The word viruses might not sound new to you, neither will the word malware sound foreign. If you’ve been existing on the planet ever since smartphones became a thing you must have known that these two words don’t sound pretty at all. They are your smartphone’s worst enemies.
Malware programs meaning malicious software programs can show up in different forms, such as adware which will cluster your smartphone with ads that you didn’t bargain for, bots which will work like an army of robots deployed to cause havoc inside your phone, Trojan horses, Viruses, and worms. No matter the forms they show up in, they are bound to make using your phone a terrible experience for you.
In this post I want to bring to your notice the two deadliest malwares that are going to be a threat to smartphones this year. I will also use one or two final paragraphs to show you how to avoid getting infected.
You might have experienced the malware that will come into your phone and all they do is slow down your phone, make your phone press itself or even log on play store, download an app, install the app and start using it. There are so many funny characters to different malware but this two are way more than that.
Imagine this scenario; imagine you are talking with your closest friend and he is sitting just in front of you. You kept your phone in front of you and the both of you were discussing something very important that you wouldn’t want a third ear to hear. If your phone has been infected with any of this two malware, and no recording device lying around anywhere, your network is off. Your phone can still record your conversation, take your pictures and send to a third party.
You will be asking, how possible?

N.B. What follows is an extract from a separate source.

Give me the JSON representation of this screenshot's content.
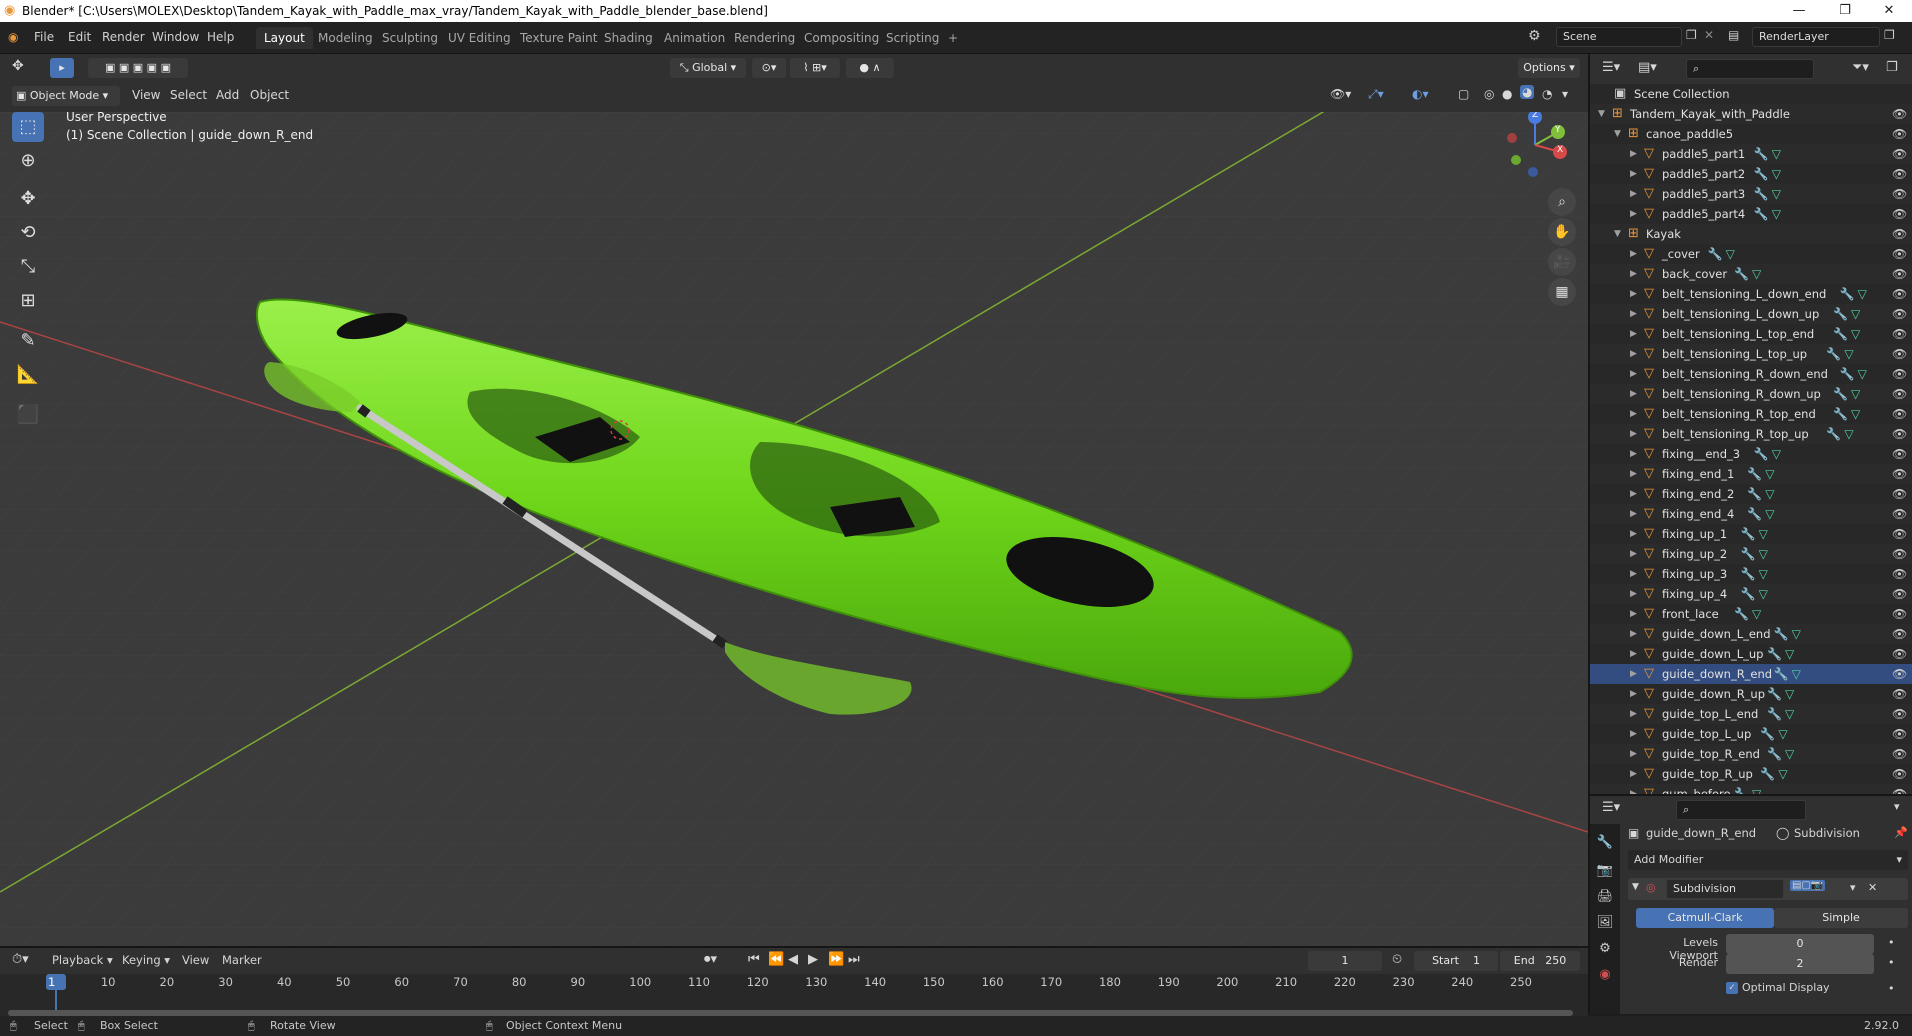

That’s insane wizardry, right?
The mishap that might cost you so many things, even your life can be possible if your phone has been infected with “dolphin Attack” or “ghost control.”
These two malware programs can grab the opportunities presented by the idleness of your smartphone. It will make use of the microphone, camera, internet, and keypad even when your smartphone is in offline mode.
Hackers can make dolphin attack possible by using your smartphone’s digital assistant like SIRI and Google assistant. According to thehackernews, the technique works by feeding the AI assistant commands in ultrasonic frequencies, which are too high for human ears to pick up but are perfectly audible to the microphone on your smart device. With this, hackers can silently whisper commands into your smartphone’s ears(microphone) to command SIRI, Alexa or Google assistant, forcing them to open malicious websites and even your car, doors and control other smart IOT stuff connected to your phone.
You can’t hear the ultrasonic sounds used by the hackers to hijack your phone because, according to research, your ear can only hear 20kHz while the microphone on your device detects signals above 20kHz frequency.
With dolphin attack, the hacker can show off some hackery on your smartphone which includes;
Spying, Visiting malicious websites, Injecting fake information (send fake text or emails),
How to prevent attack?
The best solution so far to this attack lies on the shoulders of smartphone manufacturers who have been advised to program their phones to ignore ultrasonic sounds coming with above 20kHz frequency.
On your part, the only thing you can do is to turn off your digital assistant whenever you feel you are vulnerable or at high risk to be targeted, pending when you get an official patch on your phone.
Ghost control –
That leaves us with the second malware, the ghost control. According to a research by analysis.net, about 2.5 million smartphones are under ghost control in Europe and America. It does the same thing Dolphin attack will do by taking control of your smartphone’s camera and microphone.
It will most times take selfie shots and shot videos without your notice and forward it to the hacker who is behind the attack. That will be a lot of privacy being left out on the bare internet space.
Ghost control is a RAT (remote access Trojan). It hijacks your device functionality, steals information and can be used to perform ransomware attacks where the hackers lock your device up, holding it hostage and requesting a ransom in form of bitcoin payment before they can open it up again.
On a smartphone, the malware masquerades itself as a legitimate or popular app, when you download. Its base64-decodes a string from the resource file and writes it down. This string written down is the malicious Android Application package.
After installation, the wrapper APK will launch a service that will let the main malicious APK run in the background and cause havoc to your smartphone.
To prevent this one is quite easier than Dolphin, just be mindful of the type of apps you download and where you download them from.